Stokols knows something about disrupting the wireless market. In 2012, he founded FreedomPop, an MVNO whose investors included Skype founder Niklas Zennstom. FreedomPop, which used Sprint’s network, offered free mobile services in the way Skype provided free voice and Spotify offered free music. Stokols said it was offering a second line before T-Mobile started marketing Digits, and data rollover before everybody else jumped on that train.
Red Pocket acquired FreedomPop last year. At the time, Stokols’ intent, working with private equity groups, was to buy Boost. A couple months later, Dish “outfoxed everybody” and did an even bigger deal.
Through the government’s remedy in the Sprint/T-Mobile merger, T-Mobile was required to divest Sprint’s Boost and other prepaid brands; Dish closed on the $1.6 billion deal on July 1, 2020. Dish will use T-Mobile’s network under a favorable MVNO deal while it establishes its own 5G network, which also will be available for Boost subscribers.
There are indications at Boost that its business is becoming more rationalized. Under Dish's ownership, there's been a significant shift away from promotion of unlimited plans into the direction of plans with limited amounts of data, typically 12GB-15GB allotments, according to Jeff Moore, principal of Wave7 Research.
"However, the DNA of Boost Mobile has remained intact," Moore said. "The carrier continues to be feisty, promotional, and aggressive," with efforts to “own the mile” ranging from door hangers and store events to “golden tickets” for lifetime discounts for switchers from Metro by T-Mobile and AT&T's Cricket.
A head start – and big aspirations
A year ago, after having done his due diligence in preparation for that ill-fated acquisition, Stokols had a lot of ideas for making Boost a better business. A lot of those opportunities still exist today, whether they’re about doing more digitally or introducing more innovative value-added services to drive ARPU.
Boost launched in the U.S. about 19 years ago with a bold attitude and an emphasis on the youth market. While some of that DNA remains, the reality is, “we’re going to try to expand the appeal of Boost,” Stokols said. “It’s got some good brand equity, but ultimately, we’d like to make it much more of a household name” and appeal to a broader audience through competitive pricing and expanded distribution.
“I think there’s a huge opportunity to take a page out of the FreedomPop playbook and really build out a very robust and best-in-class digital capability,” especially in the telco space where the big carriers are not very good at digital, Stokols said.
Shifting more to a digital format is not a only cheaper and a more efficient way to conduct business, it’s being accelerated in the age of Covid. On the handset side, where the generational changes are not as marked as they used to be, people are more comfortable purchasing new models online without having to do a test run at a physical store. There’s also the opportunity to advance the use of SIM and eSIM technologies without having to hold a lot of device inventory.

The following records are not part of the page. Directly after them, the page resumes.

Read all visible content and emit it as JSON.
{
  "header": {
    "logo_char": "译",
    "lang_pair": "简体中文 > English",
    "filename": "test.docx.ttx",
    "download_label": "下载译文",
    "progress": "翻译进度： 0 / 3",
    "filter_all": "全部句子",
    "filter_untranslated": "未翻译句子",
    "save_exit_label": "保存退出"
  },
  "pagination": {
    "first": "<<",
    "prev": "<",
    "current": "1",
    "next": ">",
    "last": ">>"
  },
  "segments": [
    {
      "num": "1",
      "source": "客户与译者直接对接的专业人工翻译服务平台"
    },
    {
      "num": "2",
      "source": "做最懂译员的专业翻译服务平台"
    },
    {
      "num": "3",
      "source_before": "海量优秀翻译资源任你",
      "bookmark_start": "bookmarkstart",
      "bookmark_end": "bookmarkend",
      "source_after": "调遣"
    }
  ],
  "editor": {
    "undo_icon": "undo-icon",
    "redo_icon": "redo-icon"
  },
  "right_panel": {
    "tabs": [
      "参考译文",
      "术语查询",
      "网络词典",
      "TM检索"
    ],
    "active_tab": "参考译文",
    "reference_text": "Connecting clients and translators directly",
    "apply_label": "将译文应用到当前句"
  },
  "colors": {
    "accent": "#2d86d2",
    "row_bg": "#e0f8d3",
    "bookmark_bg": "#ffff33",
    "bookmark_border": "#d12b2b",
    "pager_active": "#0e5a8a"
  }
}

Stokols is based in Los Angeles and Boost’s original office is, conveniently, located in Irvine, California. The plan is for him to move to the Denver area full-time in 2021. He reports to John Swieringa, Dish group vice president, Retail Wireless and COO. David Kim, Dish SVP of retail wireless sales and operations, reports to Stokols. Kim, who was at Clearwire before Sprint, deserves a lot of credit for building out Boost and its distribution to what it is today, Stokols said.
About that name: FreedomPop. What does it mean exactly? Stokols said the name might have been too clever. The “Freedom” part is pretty clear. “Pop” refers to the points of presence term that’s commonly used in the wireless industry referring to covered population. But ultimately, “I ended up explaining it more than I probably should,” he said.